→ About this exercise:
The records below must be reproduced exactly, excluding any pictures.

########

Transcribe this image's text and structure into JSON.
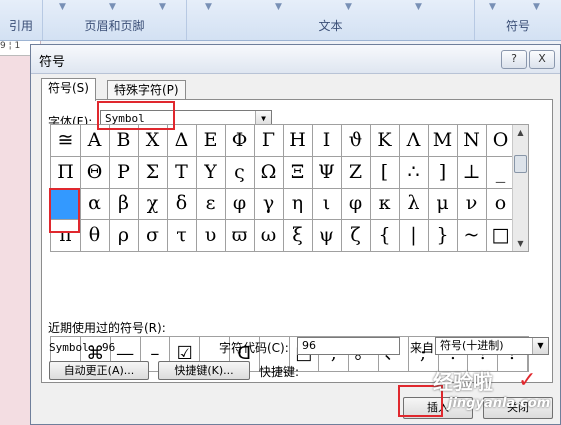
{
  "ribbon": {
    "groups": [
      "引用",
      "页眉和页脚",
      "文本",
      "符号"
    ]
  },
  "ruler": {
    "text": "9 ¦ 1"
  },
  "dialog": {
    "title": "符号",
    "help_label": "?",
    "close_label": "X",
    "tabs": [
      {
        "label": "符号(S)",
        "active": true
      },
      {
        "label": "特殊字符(P)",
        "active": false
      }
    ],
    "font_label": "字体(F):",
    "font_value": "Symbol",
    "symbols": [
      [
        "≅",
        "Α",
        "Β",
        "Χ",
        "Δ",
        "Ε",
        "Φ",
        "Γ",
        "Η",
        "Ι",
        "ϑ",
        "Κ",
        "Λ",
        "Μ",
        "Ν",
        "Ο"
      ],
      [
        "Π",
        "Θ",
        "Ρ",
        "Σ",
        "Τ",
        "Υ",
        "ς",
        "Ω",
        "Ξ",
        "Ψ",
        "Ζ",
        "[",
        "∴",
        "]",
        "⊥",
        "_"
      ],
      [
        "",
        "α",
        "β",
        "χ",
        "δ",
        "ε",
        "φ",
        "γ",
        "η",
        "ι",
        "φ",
        "κ",
        "λ",
        "μ",
        "ν",
        "ο"
      ],
      [
        "π",
        "θ",
        "ρ",
        "σ",
        "τ",
        "υ",
        "ϖ",
        "ω",
        "ξ",
        "ψ",
        "ζ",
        "{",
        "|",
        "}",
        "~",
        "□"
      ]
    ],
    "selected_cell": [
      2,
      0
    ],
    "recent_label": "近期使用过的符号(R):",
    "recent_symbols": [
      "",
      "⌘",
      "—",
      "–",
      "☑",
      "",
      "ᗡ",
      "",
      "□",
      ",",
      "。",
      "、",
      ";",
      ":",
      "!",
      "?"
    ],
    "char_name": "Symbol: 96",
    "char_code_label": "字符代码(C):",
    "char_code_value": "96",
    "from_label": "来自(M):",
    "from_value": "符号(十进制)",
    "autocorrect_button": "自动更正(A)...",
    "shortcut_button": "快捷键(K)...",
    "shortcut_label": "快捷键:",
    "insert_button": "插入",
    "cancel_button": "关闭"
  },
  "watermark": {
    "line1": "经验啦",
    "line2": "jingyanla.com"
  }
}
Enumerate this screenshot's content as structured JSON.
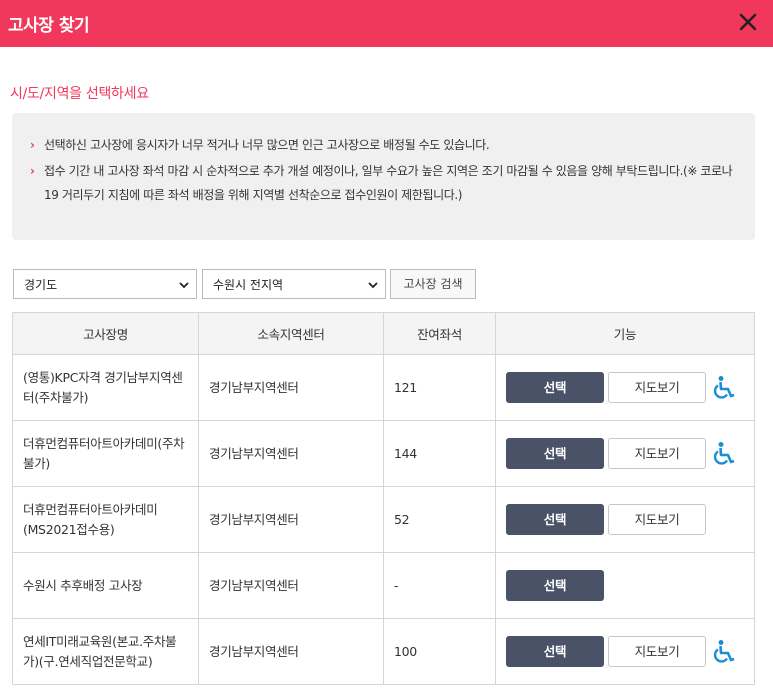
{
  "header": {
    "title": "고사장 찾기"
  },
  "subtitle": "시/도/지역을 선택하세요",
  "notices": [
    "선택하신 고사장에 응시자가 너무 적거나 너무 많으면 인근 고사장으로 배정될 수도 있습니다.",
    "접수 기간 내 고사장 좌석 마감 시 순차적으로 추가 개설 예정이나, 일부 수요가 높은 지역은 조기 마감될 수 있음을 양해 부탁드립니다.(※ 코로나19 거리두기 지침에 따른 좌석 배정을 위해 지역별 선착순으로 접수인원이 제한됩니다.)"
  ],
  "filters": {
    "province": "경기도",
    "city": "수원시 전지역",
    "search_label": "고사장 검색"
  },
  "table": {
    "headers": [
      "고사장명",
      "소속지역센터",
      "잔여좌석",
      "기능"
    ],
    "select_label": "선택",
    "map_label": "지도보기",
    "rows": [
      {
        "name": "(영통)KPC자격 경기남부지역센터(주차불가)",
        "center": "경기남부지역센터",
        "seats": "121"
      },
      {
        "name": "더휴먼컴퓨터아트아카데미(주차불가)",
        "center": "경기남부지역센터",
        "seats": "144"
      },
      {
        "name": "더휴먼컴퓨터아트아카데미(MS2021접수용)",
        "center": "경기남부지역센터",
        "seats": "52"
      },
      {
        "name": "수원시 추후배정 고사장",
        "center": "경기남부지역센터",
        "seats": "-"
      },
      {
        "name": "연세IT미래교육원(본교.주차불가)(구.연세직업전문학교)",
        "center": "경기남부지역센터",
        "seats": "100"
      }
    ]
  },
  "colors": {
    "accent": "#f2375c",
    "button_dark": "#4a5268",
    "wheelchair": "#1a8fd6"
  },
  "icons": {
    "close": "close-icon",
    "dropdown": "chevron-down-icon",
    "notice": "chevron-right-icon",
    "accessibility": "wheelchair-icon"
  }
}
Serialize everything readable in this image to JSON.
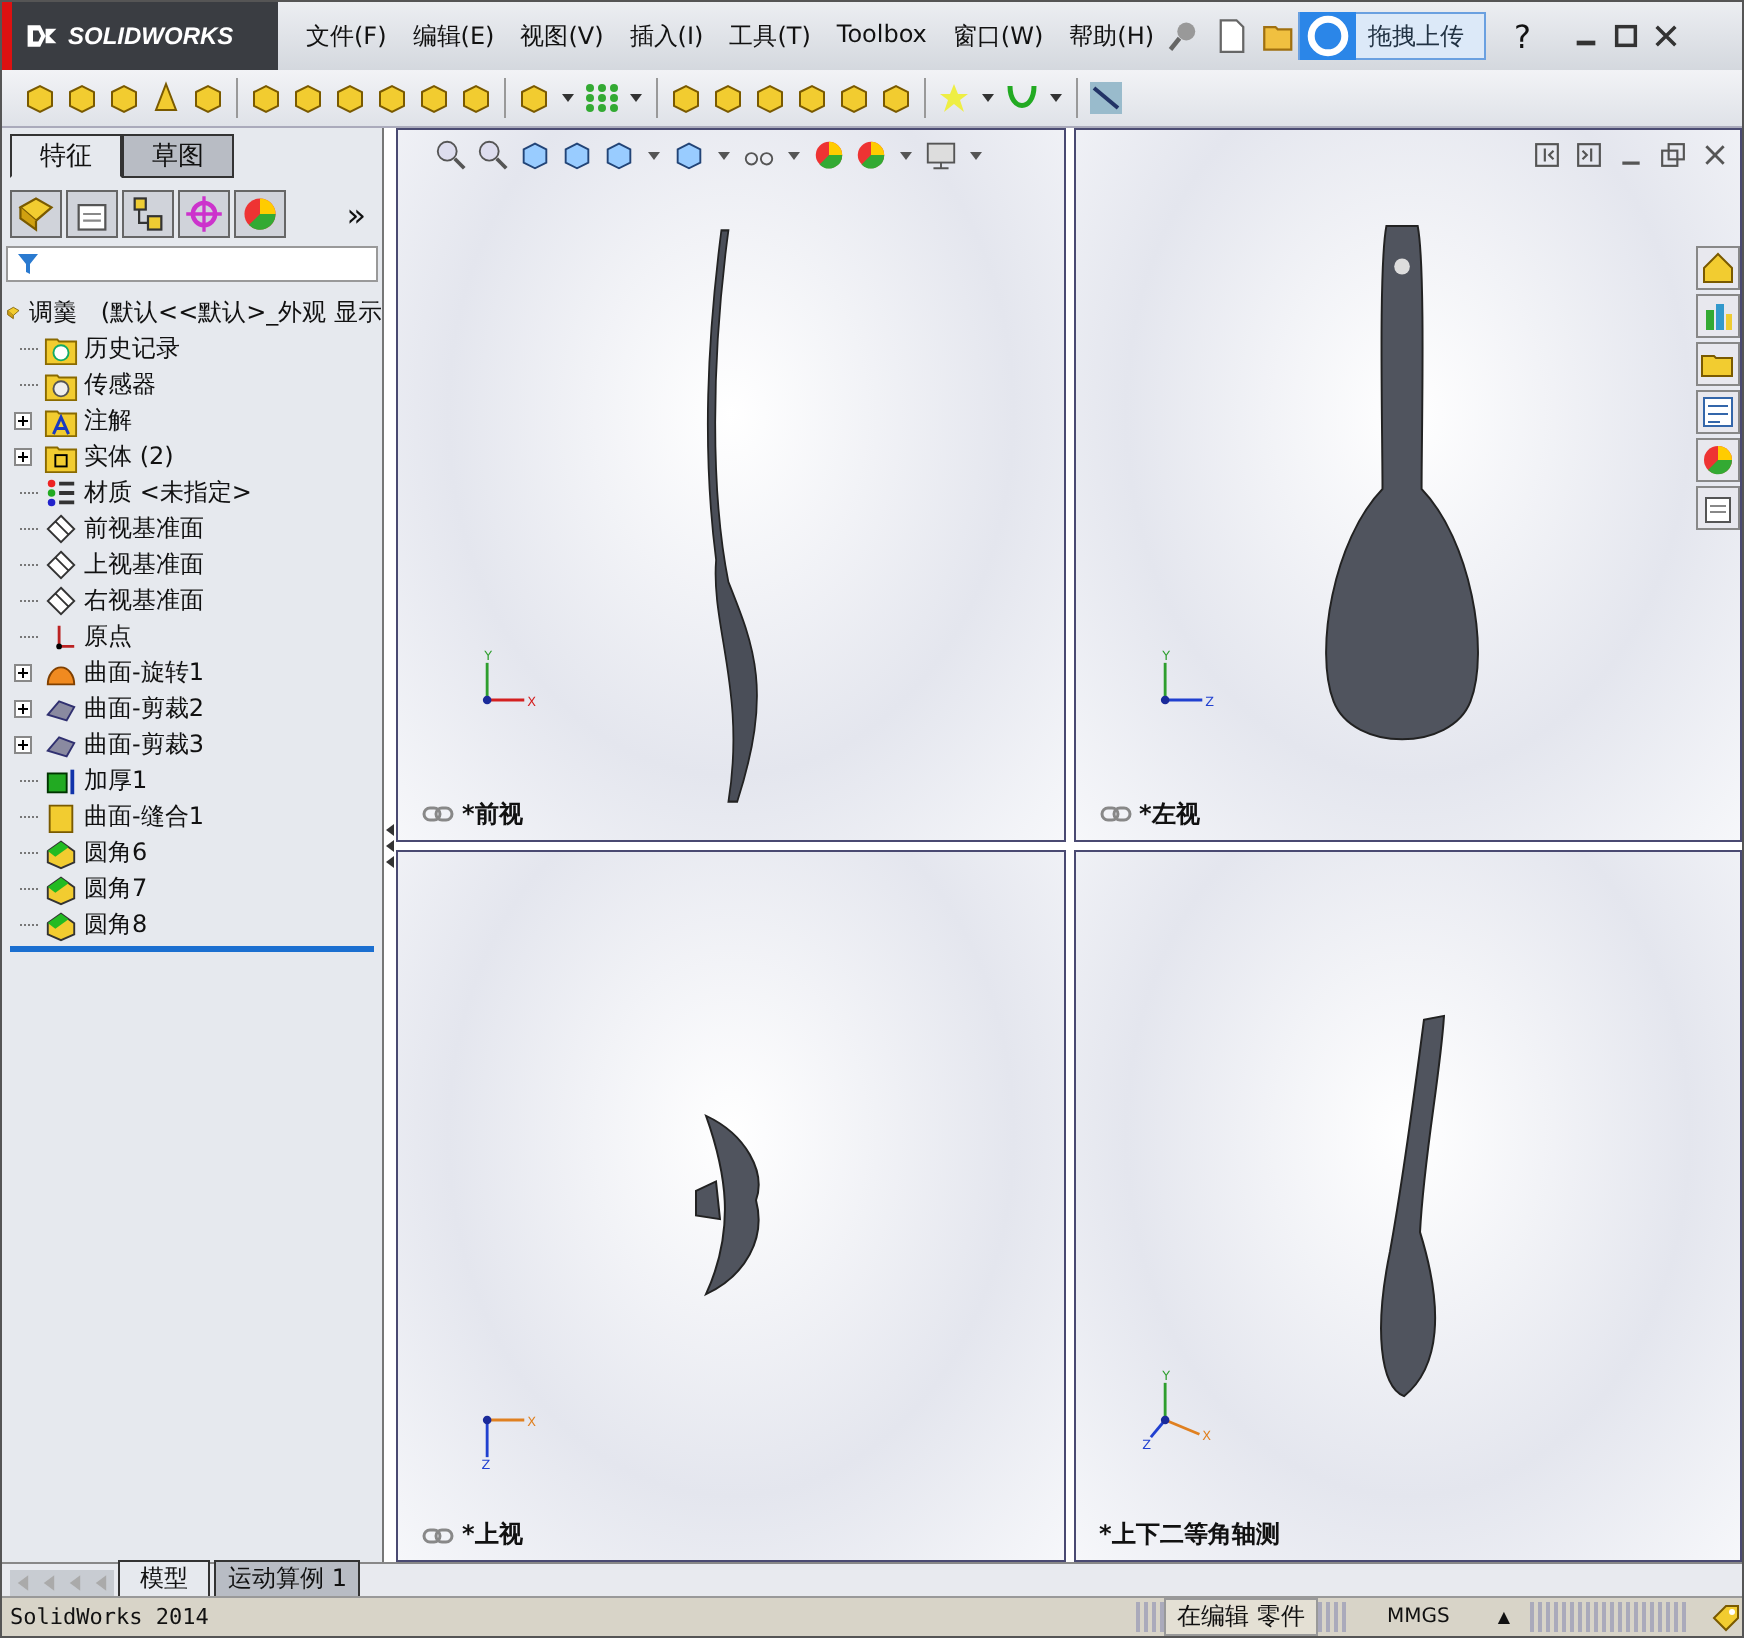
{
  "window": {
    "logo": "SOLIDWORKS",
    "menu": [
      "文件(F)",
      "编辑(E)",
      "视图(V)",
      "插入(I)",
      "工具(T)",
      "Toolbox",
      "窗口(W)",
      "帮助(H)"
    ],
    "upload_button": "拖拽上传",
    "help": "?"
  },
  "panel": {
    "tabs": [
      {
        "label": "特征",
        "selected": true
      },
      {
        "label": "草图",
        "selected": false
      }
    ],
    "more": "»",
    "tree": {
      "root": "调羹",
      "config": "(默认<<默认>_外观 显示",
      "items": [
        {
          "label": "历史记录",
          "kind": "history",
          "expandable": false
        },
        {
          "label": "传感器",
          "kind": "sensor",
          "expandable": false
        },
        {
          "label": "注解",
          "kind": "annotation",
          "expandable": true
        },
        {
          "label": "实体 (2)",
          "kind": "body",
          "expandable": true
        },
        {
          "label": "材质 <未指定>",
          "kind": "material",
          "expandable": false
        },
        {
          "label": "前视基准面",
          "kind": "plane",
          "expandable": false
        },
        {
          "label": "上视基准面",
          "kind": "plane",
          "expandable": false
        },
        {
          "label": "右视基准面",
          "kind": "plane",
          "expandable": false
        },
        {
          "label": "原点",
          "kind": "origin",
          "expandable": false
        },
        {
          "label": "曲面-旋转1",
          "kind": "revolve",
          "expandable": true
        },
        {
          "label": "曲面-剪裁2",
          "kind": "trim",
          "expandable": true
        },
        {
          "label": "曲面-剪裁3",
          "kind": "trim",
          "expandable": true
        },
        {
          "label": "加厚1",
          "kind": "thicken",
          "expandable": false
        },
        {
          "label": "曲面-缝合1",
          "kind": "knit",
          "expandable": false
        },
        {
          "label": "圆角6",
          "kind": "fillet",
          "expandable": false
        },
        {
          "label": "圆角7",
          "kind": "fillet",
          "expandable": false
        },
        {
          "label": "圆角8",
          "kind": "fillet",
          "expandable": false
        }
      ]
    }
  },
  "viewports": [
    {
      "label": "*前视",
      "kind": "front",
      "linked": true,
      "axes": [
        {
          "label": "Y",
          "kind": "up",
          "color": "#2e9e2e"
        },
        {
          "label": "X",
          "kind": "right",
          "color": "#d42020"
        }
      ]
    },
    {
      "label": "*左视",
      "kind": "left",
      "linked": true,
      "axes": [
        {
          "label": "Y",
          "kind": "up",
          "color": "#2e9e2e"
        },
        {
          "label": "Z",
          "kind": "right",
          "color": "#2040d0"
        }
      ]
    },
    {
      "label": "*上视",
      "kind": "top",
      "linked": true,
      "axes": [
        {
          "label": "X",
          "kind": "right",
          "color": "#e08020"
        },
        {
          "label": "Z",
          "kind": "down",
          "color": "#2040d0"
        }
      ]
    },
    {
      "label": "*上下二等角轴测",
      "kind": "iso",
      "linked": false,
      "axes": [
        {
          "label": "Y",
          "kind": "up",
          "color": "#2e9e2e"
        },
        {
          "label": "X",
          "kind": "diagright",
          "color": "#e08020"
        },
        {
          "label": "Z",
          "kind": "diagleft",
          "color": "#2040d0"
        }
      ]
    }
  ],
  "bottom_tabs": [
    {
      "label": "模型",
      "selected": true
    },
    {
      "label": "运动算例 1",
      "selected": false
    }
  ],
  "status_bar": {
    "app": "SolidWorks 2014",
    "mode": "在编辑 零件",
    "units": "MMGS",
    "units_arrow": "▲"
  }
}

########

→ Result below:
Transcribe this image's text and structure into JSON.
{
  "ribbon": {
    "groups": [
      "引用",
      "页眉和页脚",
      "文本",
      "符号"
    ]
  },
  "ruler": {
    "text": "9 ¦ 1"
  },
  "dialog": {
    "title": "符号",
    "help_label": "?",
    "close_label": "X",
    "tabs": [
      {
        "label": "符号(S)",
        "active": true
      },
      {
        "label": "特殊字符(P)",
        "active": false
      }
    ],
    "font_label": "字体(F):",
    "font_value": "Symbol",
    "symbols": [
      [
        "≅",
        "Α",
        "Β",
        "Χ",
        "Δ",
        "Ε",
        "Φ",
        "Γ",
        "Η",
        "Ι",
        "ϑ",
        "Κ",
        "Λ",
        "Μ",
        "Ν",
        "Ο"
      ],
      [
        "Π",
        "Θ",
        "Ρ",
        "Σ",
        "Τ",
        "Υ",
        "ς",
        "Ω",
        "Ξ",
        "Ψ",
        "Ζ",
        "[",
        "∴",
        "]",
        "⊥",
        "_"
      ],
      [
        "",
        "α",
        "β",
        "χ",
        "δ",
        "ε",
        "φ",
        "γ",
        "η",
        "ι",
        "φ",
        "κ",
        "λ",
        "μ",
        "ν",
        "ο"
      ],
      [
        "π",
        "θ",
        "ρ",
        "σ",
        "τ",
        "υ",
        "ϖ",
        "ω",
        "ξ",
        "ψ",
        "ζ",
        "{",
        "|",
        "}",
        "~",
        "□"
      ]
    ],
    "selected_cell": [
      2,
      0
    ],
    "recent_label": "近期使用过的符号(R):",
    "recent_symbols": [
      "",
      "⌘",
      "—",
      "–",
      "☑",
      "",
      "ᗡ",
      "",
      "□",
      ",",
      "。",
      "、",
      ";",
      ":",
      "!",
      "?"
    ],
    "char_name": "Symbol: 96",
    "char_code_label": "字符代码(C):",
    "char_code_value": "96",
    "from_label": "来自(M):",
    "from_value": "符号(十进制)",
    "autocorrect_button": "自动更正(A)...",
    "shortcut_button": "快捷键(K)...",
    "shortcut_label": "快捷键:",
    "insert_button": "插入",
    "cancel_button": "关闭"
  },
  "watermark": {
    "line1": "经验啦",
    "line2": "jingyanla.com"
  }
}
Enumerate this screenshot's content as structured JSON.
{
  "header": {
    "title": "고사장 찾기"
  },
  "subtitle": "시/도/지역을 선택하세요",
  "notices": [
    "선택하신 고사장에 응시자가 너무 적거나 너무 많으면 인근 고사장으로 배정될 수도 있습니다.",
    "접수 기간 내 고사장 좌석 마감 시 순차적으로 추가 개설 예정이나, 일부 수요가 높은 지역은 조기 마감될 수 있음을 양해 부탁드립니다.(※ 코로나19 거리두기 지침에 따른 좌석 배정을 위해 지역별 선착순으로 접수인원이 제한됩니다.)"
  ],
  "filters": {
    "province": "경기도",
    "city": "수원시 전지역",
    "search_label": "고사장 검색"
  },
  "table": {
    "headers": [
      "고사장명",
      "소속지역센터",
      "잔여좌석",
      "기능"
    ],
    "select_label": "선택",
    "map_label": "지도보기",
    "rows": [
      {
        "name": "(영통)KPC자격 경기남부지역센터(주차불가)",
        "center": "경기남부지역센터",
        "seats": "121"
      },
      {
        "name": "더휴먼컴퓨터아트아카데미(주차불가)",
        "center": "경기남부지역센터",
        "seats": "144"
      },
      {
        "name": "더휴먼컴퓨터아트아카데미(MS2021접수용)",
        "center": "경기남부지역센터",
        "seats": "52"
      },
      {
        "name": "수원시 추후배정 고사장",
        "center": "경기남부지역센터",
        "seats": "-"
      },
      {
        "name": "연세IT미래교육원(본교.주차불가)(구.연세직업전문학교)",
        "center": "경기남부지역센터",
        "seats": "100"
      }
    ]
  },
  "colors": {
    "accent": "#f2375c",
    "button_dark": "#4a5268",
    "wheelchair": "#1a8fd6"
  },
  "icons": {
    "close": "close-icon",
    "dropdown": "chevron-down-icon",
    "notice": "chevron-right-icon",
    "accessibility": "wheelchair-icon"
  }
}
Serialize everything readable in this image to JSON.
{
  "window": {
    "logo": "SOLIDWORKS",
    "menu": [
      "文件(F)",
      "编辑(E)",
      "视图(V)",
      "插入(I)",
      "工具(T)",
      "Toolbox",
      "窗口(W)",
      "帮助(H)"
    ],
    "upload_button": "拖拽上传",
    "help": "?"
  },
  "panel": {
    "tabs": [
      {
        "label": "特征",
        "selected": true
      },
      {
        "label": "草图",
        "selected": false
      }
    ],
    "more": "»",
    "tree": {
      "root": "调羹",
      "config": "(默认<<默认>_外观 显示",
      "items": [
        {
          "label": "历史记录",
          "kind": "history",
          "expandable": false
        },
        {
          "label": "传感器",
          "kind": "sensor",
          "expandable": false
        },
        {
          "label": "注解",
          "kind": "annotation",
          "expandable": true
        },
        {
          "label": "实体 (2)",
          "kind": "body",
          "expandable": true
        },
        {
          "label": "材质 <未指定>",
          "kind": "material",
          "expandable": false
        },
        {
          "label": "前视基准面",
          "kind": "plane",
          "expandable": false
        },
        {
          "label": "上视基准面",
          "kind": "plane",
          "expandable": false
        },
        {
          "label": "右视基准面",
          "kind": "plane",
          "expandable": false
        },
        {
          "label": "原点",
          "kind": "origin",
          "expandable": false
        },
        {
          "label": "曲面-旋转1",
          "kind": "revolve",
          "expandable": true
        },
        {
          "label": "曲面-剪裁2",
          "kind": "trim",
          "expandable": true
        },
        {
          "label": "曲面-剪裁3",
          "kind": "trim",
          "expandable": true
        },
        {
          "label": "加厚1",
          "kind": "thicken",
          "expandable": false
        },
        {
          "label": "曲面-缝合1",
          "kind": "knit",
          "expandable": false
        },
        {
          "label": "圆角6",
          "kind": "fillet",
          "expandable": false
        },
        {
          "label": "圆角7",
          "kind": "fillet",
          "expandable": false
        },
        {
          "label": "圆角8",
          "kind": "fillet",
          "expandable": false
        }
      ]
    }
  },
  "viewports": [
    {
      "label": "*前视",
      "kind": "front",
      "linked": true,
      "axes": [
        {
          "label": "Y",
          "kind": "up",
          "color": "#2e9e2e"
        },
        {
          "label": "X",
          "kind": "right",
          "color": "#d42020"
        }
      ]
    },
    {
      "label": "*左视",
      "kind": "left",
      "linked": true,
      "axes": [
        {
          "label": "Y",
          "kind": "up",
          "color": "#2e9e2e"
        },
        {
          "label": "Z",
          "kind": "right",
          "color": "#2040d0"
        }
      ]
    },
    {
      "label": "*上视",
      "kind": "top",
      "linked": true,
      "axes": [
        {
          "label": "X",
          "kind": "right",
          "color": "#e08020"
        },
        {
          "label": "Z",
          "kind": "down",
          "color": "#2040d0"
        }
      ]
    },
    {
      "label": "*上下二等角轴测",
      "kind": "iso",
      "linked": false,
      "axes": [
        {
          "label": "Y",
          "kind": "up",
          "color": "#2e9e2e"
        },
        {
          "label": "X",
          "kind": "diagright",
          "color": "#e08020"
        },
        {
          "label": "Z",
          "kind": "diagleft",
          "color": "#2040d0"
        }
      ]
    }
  ],
  "bottom_tabs": [
    {
      "label": "模型",
      "selected": true
    },
    {
      "label": "运动算例 1",
      "selected": false
    }
  ],
  "status_bar": {
    "app": "SolidWorks 2014",
    "mode": "在编辑 零件",
    "units": "MMGS",
    "units_arrow": "▲"
  }
}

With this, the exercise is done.